*AIM OF THE TASK:* Reproduce the entries below exactly, but leave the pictures out.

:: LISTED RECORDS ::

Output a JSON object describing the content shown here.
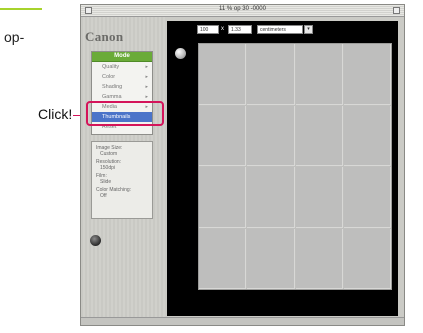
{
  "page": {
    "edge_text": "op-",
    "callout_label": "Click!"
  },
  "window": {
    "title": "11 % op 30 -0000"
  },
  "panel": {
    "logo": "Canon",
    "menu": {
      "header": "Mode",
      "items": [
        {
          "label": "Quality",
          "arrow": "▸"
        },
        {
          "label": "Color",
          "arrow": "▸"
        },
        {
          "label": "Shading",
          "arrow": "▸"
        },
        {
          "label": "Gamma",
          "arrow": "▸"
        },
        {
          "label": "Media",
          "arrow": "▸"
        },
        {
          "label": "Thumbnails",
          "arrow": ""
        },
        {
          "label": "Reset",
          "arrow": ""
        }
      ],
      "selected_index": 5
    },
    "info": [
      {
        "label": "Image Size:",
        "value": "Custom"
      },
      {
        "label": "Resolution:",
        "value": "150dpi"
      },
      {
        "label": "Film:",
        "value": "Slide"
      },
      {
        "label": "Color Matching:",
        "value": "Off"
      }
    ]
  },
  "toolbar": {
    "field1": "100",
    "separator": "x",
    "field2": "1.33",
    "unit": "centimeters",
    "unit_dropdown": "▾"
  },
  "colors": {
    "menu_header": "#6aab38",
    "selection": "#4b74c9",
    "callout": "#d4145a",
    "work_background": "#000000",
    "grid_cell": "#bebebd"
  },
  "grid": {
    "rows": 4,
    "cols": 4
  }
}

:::

*RESPONSE AREA:*
Output a JSON object describing the content shown here.
{
  "page": {
    "edge_text": "op-",
    "callout_label": "Click!"
  },
  "window": {
    "title": "11 % op 30 -0000"
  },
  "panel": {
    "logo": "Canon",
    "menu": {
      "header": "Mode",
      "items": [
        {
          "label": "Quality",
          "arrow": "▸"
        },
        {
          "label": "Color",
          "arrow": "▸"
        },
        {
          "label": "Shading",
          "arrow": "▸"
        },
        {
          "label": "Gamma",
          "arrow": "▸"
        },
        {
          "label": "Media",
          "arrow": "▸"
        },
        {
          "label": "Thumbnails",
          "arrow": ""
        },
        {
          "label": "Reset",
          "arrow": ""
        }
      ],
      "selected_index": 5
    },
    "info": [
      {
        "label": "Image Size:",
        "value": "Custom"
      },
      {
        "label": "Resolution:",
        "value": "150dpi"
      },
      {
        "label": "Film:",
        "value": "Slide"
      },
      {
        "label": "Color Matching:",
        "value": "Off"
      }
    ]
  },
  "toolbar": {
    "field1": "100",
    "separator": "x",
    "field2": "1.33",
    "unit": "centimeters",
    "unit_dropdown": "▾"
  },
  "colors": {
    "menu_header": "#6aab38",
    "selection": "#4b74c9",
    "callout": "#d4145a",
    "work_background": "#000000",
    "grid_cell": "#bebebd"
  },
  "grid": {
    "rows": 4,
    "cols": 4
  }
}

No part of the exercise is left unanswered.